Elections: Opportunity to Eradicate Violence

It is most likely that the council and parliamentary elections, expected to take place this month, will be affected by the security confrontations, which have yet to be resolved judicially. The repercussions of the current unrest in the media, human rights and political fields are also expected to leave their mark on the upcoming elections. The elections come at a time when the implications of recent violence are on-going forcing some observers to anticipate changing the elections date. However, the Government confirmed that the elections will take place on time.

Elections are clearly an essential part of the democratic process, and the appropriate channel for expressing opinions and political positions, as well as a means of protecting the interests of groups and political parties. Elections are an alternative route to violent change, through which interests are protected and rights are obtained by peaceful competition.

Participation in the administration of public affairs is one of the fundamental human rights. The Bahraini constitution states that citizens, both male and female, have the right to participate in public affairs and enjoy political rights, including the right to vote and nominate.

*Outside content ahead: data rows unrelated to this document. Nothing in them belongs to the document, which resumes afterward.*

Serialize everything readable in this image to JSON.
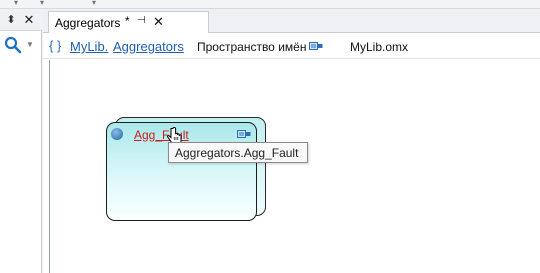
{
  "left_panel": {
    "pin_glyph": "⬍",
    "close_glyph": "✕"
  },
  "document_tab": {
    "title": "Aggregators",
    "modified_marker": "*",
    "pin_glyph": "⊣",
    "close_glyph": "✕"
  },
  "breadcrumb": {
    "braces": "{ }",
    "root_link": "MyLib.",
    "leaf_link": "Aggregators",
    "kind_label": "Пространство имён",
    "file_name": "MyLib.omx"
  },
  "component": {
    "name": "Agg_Fault",
    "tooltip": "Aggregators.Agg_Fault"
  },
  "colors": {
    "link_blue": "#1f5fb4",
    "component_name_red": "#d21d1d",
    "block_fill_top": "#a9e8ea",
    "block_fill_bottom": "#f8feff"
  }
}
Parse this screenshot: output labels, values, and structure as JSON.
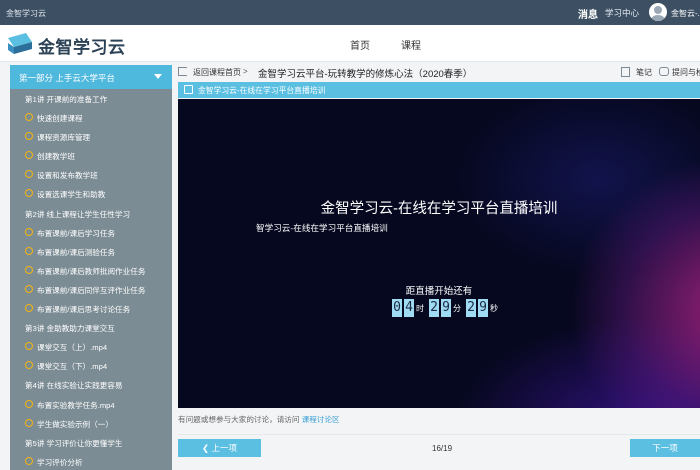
{
  "topbar": {
    "site_name": "金智学习云",
    "messages": "消息",
    "study_center": "学习中心",
    "user": "金智云-..."
  },
  "header": {
    "logo": "金智学习云",
    "nav": [
      "首页",
      "课程"
    ]
  },
  "sidebar": {
    "part_title": "第一部分 上手云大学平台",
    "rows": [
      {
        "type": "chapter",
        "label": "第1讲 开课前的准备工作"
      },
      {
        "type": "lesson",
        "label": "快速创建课程"
      },
      {
        "type": "lesson",
        "label": "课程资源库管理"
      },
      {
        "type": "lesson",
        "label": "创建教学班"
      },
      {
        "type": "lesson",
        "label": "设置和发布教学班"
      },
      {
        "type": "lesson",
        "label": "设置选课学生和助教"
      },
      {
        "type": "chapter",
        "label": "第2讲 线上课程让学生任性学习"
      },
      {
        "type": "lesson",
        "label": "布置课前/课后学习任务"
      },
      {
        "type": "lesson",
        "label": "布置课前/课后测验任务"
      },
      {
        "type": "lesson",
        "label": "布置课前/课后教师批阅作业任务"
      },
      {
        "type": "lesson",
        "label": "布置课前/课后同伴互评作业任务"
      },
      {
        "type": "lesson",
        "label": "布置课前/课后思考讨论任务"
      },
      {
        "type": "chapter",
        "label": "第3讲 金助教助力课堂交互"
      },
      {
        "type": "lesson",
        "label": "课堂交互（上）.mp4"
      },
      {
        "type": "lesson",
        "label": "课堂交互（下）.mp4"
      },
      {
        "type": "chapter",
        "label": "第4讲 在线实验让实践更容易"
      },
      {
        "type": "lesson",
        "label": "布置实验教学任务.mp4"
      },
      {
        "type": "lesson",
        "label": "学生做实验示例（一）"
      },
      {
        "type": "chapter",
        "label": "第5讲 学习评价让你更懂学生"
      },
      {
        "type": "lesson",
        "label": "学习评价分析"
      }
    ]
  },
  "breadcrumb": {
    "back": "返回课程首页",
    "separator": ">",
    "course": "金智学习云平台-玩转教学的修炼心法（2020春季）",
    "note": "笔记",
    "ask": "提问与检"
  },
  "lesson": {
    "title": "金智学习云-在线在学习平台直播培训"
  },
  "player": {
    "title": "金智学习云-在线在学习平台直播培训",
    "subtitle": "智学习云-在线在学习平台直播培训",
    "countdown_label": "距直播开始还有",
    "digits": [
      "0",
      "4",
      "2",
      "9",
      "2",
      "9"
    ],
    "units": [
      "时",
      "分",
      "秒"
    ]
  },
  "discussion": {
    "prefix": "有问题或想参与大家的讨论，请访问",
    "link": "课程讨论区"
  },
  "pager": {
    "prev": "上一项",
    "next": "下一项",
    "count": "16/19"
  },
  "colors": {
    "accent": "#5bbfe2",
    "topbar": "#3d4f63",
    "sidebar": "#7c8c94",
    "ring": "#f5b50f"
  }
}
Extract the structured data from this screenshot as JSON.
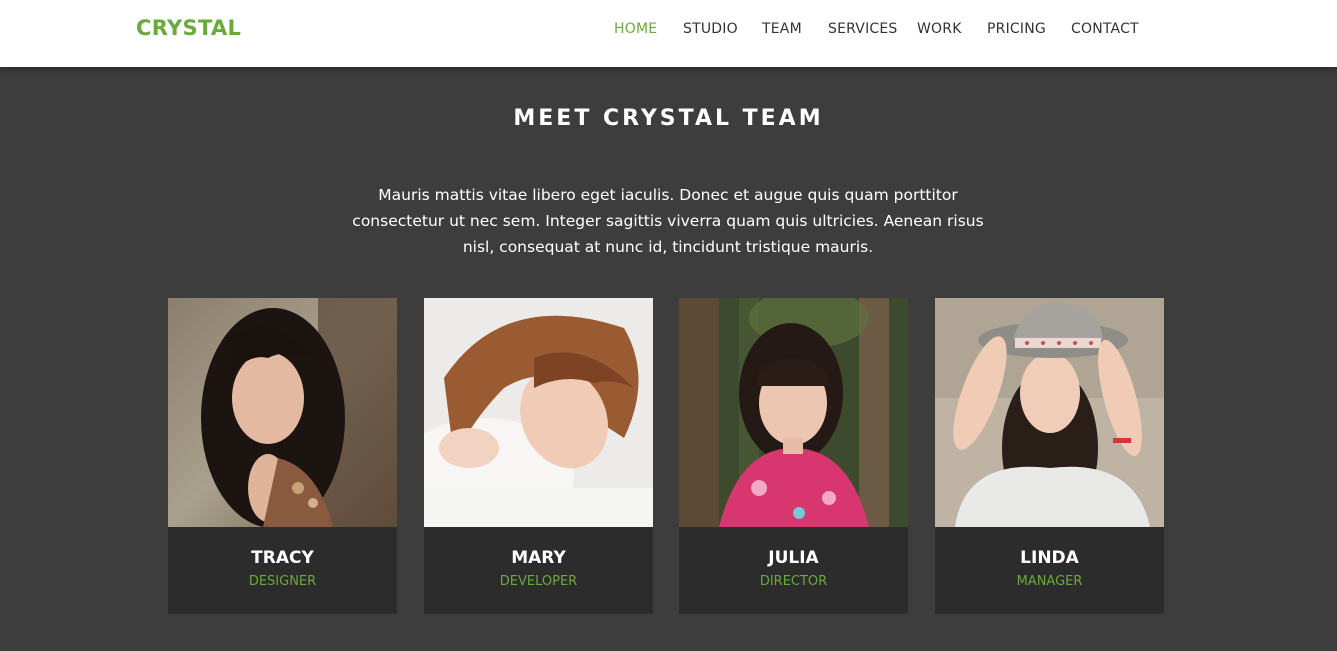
{
  "brand": {
    "name": "CRYSTAL"
  },
  "nav": {
    "items": [
      {
        "label": "HOME",
        "active": true
      },
      {
        "label": "STUDIO",
        "active": false
      },
      {
        "label": "TEAM",
        "active": false
      },
      {
        "label": "SERVICES",
        "active": false
      },
      {
        "label": "WORK",
        "active": false
      },
      {
        "label": "PRICING",
        "active": false
      },
      {
        "label": "CONTACT",
        "active": false
      }
    ]
  },
  "team": {
    "title": "MEET CRYSTAL TEAM",
    "description": "Mauris mattis vitae libero eget iaculis. Donec et augue quis quam porttitor consectetur ut nec sem. Integer sagittis viverra quam quis ultricies. Aenean risus nisl, consequat at nunc id, tincidunt tristique mauris.",
    "members": [
      {
        "name": "TRACY",
        "role": "DESIGNER"
      },
      {
        "name": "MARY",
        "role": "DEVELOPER"
      },
      {
        "name": "JULIA",
        "role": "DIRECTOR"
      },
      {
        "name": "LINDA",
        "role": "MANAGER"
      }
    ]
  },
  "colors": {
    "accent": "#6aaa3a",
    "background": "#3d3d3d",
    "card": "#2c2c2c",
    "navbar": "#ffffff"
  }
}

More than ever before, Bahrain is currently in desperate need for the elections to be a success. This is due to the presence of violence as an alternative for what has so far been achieved, and the doubts surrounding the political process as a whole. Although there are indications that the upcoming elections will be successful, it is necessary to remember that any setbacks in the political process will be considered a success for the extremists’ choice.

Successful elections this time mean an increase in the number of voters and the possibility of women winning seats in Parliament. The elections success will also depend on whether it results in a big change in the performance of MPs, and their relations with the Executive Authority and the extent of its flexibility.

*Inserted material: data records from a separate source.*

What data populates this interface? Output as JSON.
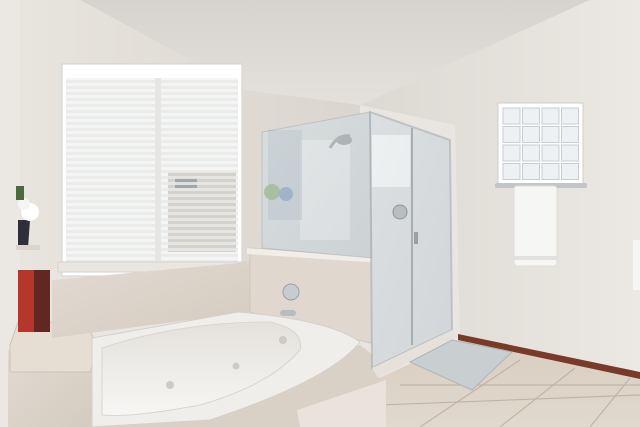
{
  "scene": {
    "kind": "bathroom-photo",
    "palette": {
      "ceiling": "#dedbd6",
      "wall_left": "#e6e2dc",
      "wall_right": "#e9e6e1",
      "marble": "#ddd5cc",
      "tub": "#f3f1ee",
      "glass": "#d7dde0",
      "floor": "#d9d0c4",
      "baseboard": "#7a3a2a",
      "window_light": "#f4f5f5",
      "towel": "#f6f6f4",
      "rug": "#c9cfd0",
      "trash_can": "#b5372b"
    }
  }
}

In order for the elections to be a success and gain local and international recognition, they must be credible. Elections can only be described as free if they allow the opportunity for the public to be expressed fully. This necessitates guaranteeing freedom of: expression, media, assembly, movement and establishing societies, as well as providing security for people during the elections, and allowing them to vote without fear or pressure.

Moreover, in order to guarantee the integrity of the elections, two conditions must be met: the first relates to procedures, which include equality, confidentiality and ensuring that the elections take place periodically. The second concerns the results, which should reflect the voters’ free will.

Monitoring is an effective means of guaranteeing credible elections, as the presence of monitors decreases the possibility of fraud, instils trust in voters and increases their ability to participate in elections, and to freely express their political will without any doubts or fear.

In the 2002 and 2006 elections, monitoring was limited to local societies represented by the Bahrain Human Rights Society and the Transparency Society. These two societies, as well as the National Institution for Human Rights are expected to monitor the 2010 elections. Government apparatuses are also required to provide all the necessary help to the monitors so they can perform their duty correctly. Monitoring should cover all stages of the elections, including the campaigning stage, registration of voters, voting, counting, results and follow ups. Independent courts should also play an important role in elections through prompt dealing with voters’ complaints.

Public demands can be fulfilled through elected representatives who should reflect the aspirations of their voters and defend their interests inside Parliament. MPs should also reassure voters that their demands will be presented and followed-up in Parliament. This requires them to have a high level of performance and awareness, in order to translate their slogans into actions. Additionally, bylaws that sometimes hinder the work of MPs should be amended.

It should also be stressed that constructive cooperation between the House of Representatives and the Shura Council on one hand, and the Government on the other hand, is essential so that laws can be passed quickly and delays be avoided, such as the delay in passing the Press Law.

The integrity of the upcoming elections, the acceptance of results, the seriousness and mature performance of MPs to represent the voters effectively, and the cooperation of the Executive and Legislative Authorities should result in a decrease in violence, whatever its motives.